“We hope kinases will represent another available avenue with whole genome sequencing. If we can identify rational multiple targets for treatment, it’s more effective. This gets us one of those targets,” Kumar-Sinha says.


Further Information

Join For Free

Access to this exclusive content is for Technology Networks Premium members only.

Join Technology Networks Premium for free access to:

  • Exclusive articles
  • Presentations from international conferences
  • Over 3,000+ scientific posters on ePosters
  • More than 4,500+ scientific videos on LabTube
  • 35 community eNewsletters


Sign In



Forgotten your details? Click Here
If you are not a member you can join here

*Please note: By logging into TechnologyNetworks.com you agree to accept the use of cookies. To find out more about the cookies we use and how to delete them, see our privacy policy.

Related Content

A New Factor in Depression?
Study in humans & rats shows more physical changes in depressed brains.
Thursday, September 10, 2015
A Roadblock to Personalized Cancer Care
Experts call for more support for tumor biomarker tests; fixing a vicious cycle will lead to tests that better predict treatment success.
Tuesday, August 06, 2013
Scientific News
It’s Now Easier To Go With The Flow
Rice University tool simplifies comparison of flow cytometry data for laboratories.
FNIH Launches Project to Evaluate Biomarkers in Cancer Patients
Company has announced that it has launched a new project to evaluate the effectiveness of liquid biopsies as biomarkers in colorectal cancer patients.
Drugs that May Combat Deadly Antibiotic-Resistant Bacteria Uncovered
Study identifies 79 compounds that inhibit carbapenem-resistant Enterobacteriaceae (CRE).
Making Precision Medicine a Reality
Researchers are one step closer to understanding the genetic and biological basis of diseases like cancer, diabetes, Alzheimer’s and rheumatoid arthritis – and identifying new drug targets and therapies.
Potential “Good Fat” Biomarker
New method to measure the activity of energy consuming brown fat cells could ease the testing weight loss drugs.
MicroRNA Pathway Could Lead to New Avenues for Leukemia Treatment
Cancer researchers at the University of Cincinnati have found a particular signaling route in microRNA (miR-22) that could lead to targets for acute myeloid leukemia, the most common type of fast-growing cancer of the blood and bone marrow.
Soy Shows Promise as Natural Anti-Microbial Agent
Soy isoflavones and peptides may inhibit the growth of microbial pathogens that cause food-borne illnesses, according to a new study from University of Guelph researchers.
Doubling Down on Dengue
HMS researchers have discovered two ways a compound blocks dengue virus.
Soy Shows Promise as Natural Anti-Microbial Agent
Researchers from University of Guelph show that soy isoflavones and peptides could be used to reduce microbial contamination of food.
AstraZeneca to Sequence 2 Million Genomes in Search for New Drugs
Company launches integrated genomics approach which aims to transform drug discovery and development.
SELECTBIO
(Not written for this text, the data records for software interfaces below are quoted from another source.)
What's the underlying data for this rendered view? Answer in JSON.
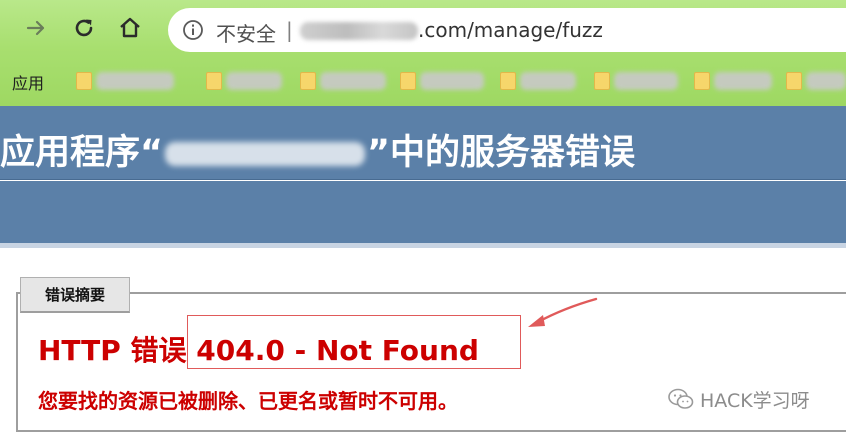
{
  "browser": {
    "address_bar": {
      "security_label": "不安全",
      "separator": "|",
      "url_visible": ".com/manage/fuzz"
    },
    "bookmarks": {
      "apps_label": "应用"
    }
  },
  "page": {
    "title_prefix": "应用程序“",
    "title_suffix": "”中的服务器错误",
    "legend": "错误摘要",
    "http_error_prefix": "HTTP 错误",
    "http_error_code": " 404.0 - Not Found",
    "description": "您要找的资源已被删除、已更名或暂时不可用。"
  },
  "watermark": {
    "text": "HACK学习呀"
  },
  "colors": {
    "chrome_green": "#a8df6f",
    "header_blue": "#5b80a8",
    "error_red": "#cc0000",
    "annotation_red": "#e05a5a"
  },
  "icons": [
    "forward-arrow-icon",
    "reload-icon",
    "home-icon",
    "info-icon",
    "folder-icon",
    "wechat-icon"
  ]
}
SELECTBIO Market Reports
Go to LabTube
Go to eposters
 
Access to the latest scientific news
Exclusive articles
Upload and share your posters on ePosters
Latest presentations and webinars
View a library of 1,800+ scientific and medical posters
3,000+ scientific and medical posters
A library of 2,500+ scientific videos on LabTube
4,500+ scientific videos
Close
Premium CrownJOIN TECHNOLOGY NETWORKS PREMIUM FOR FREE!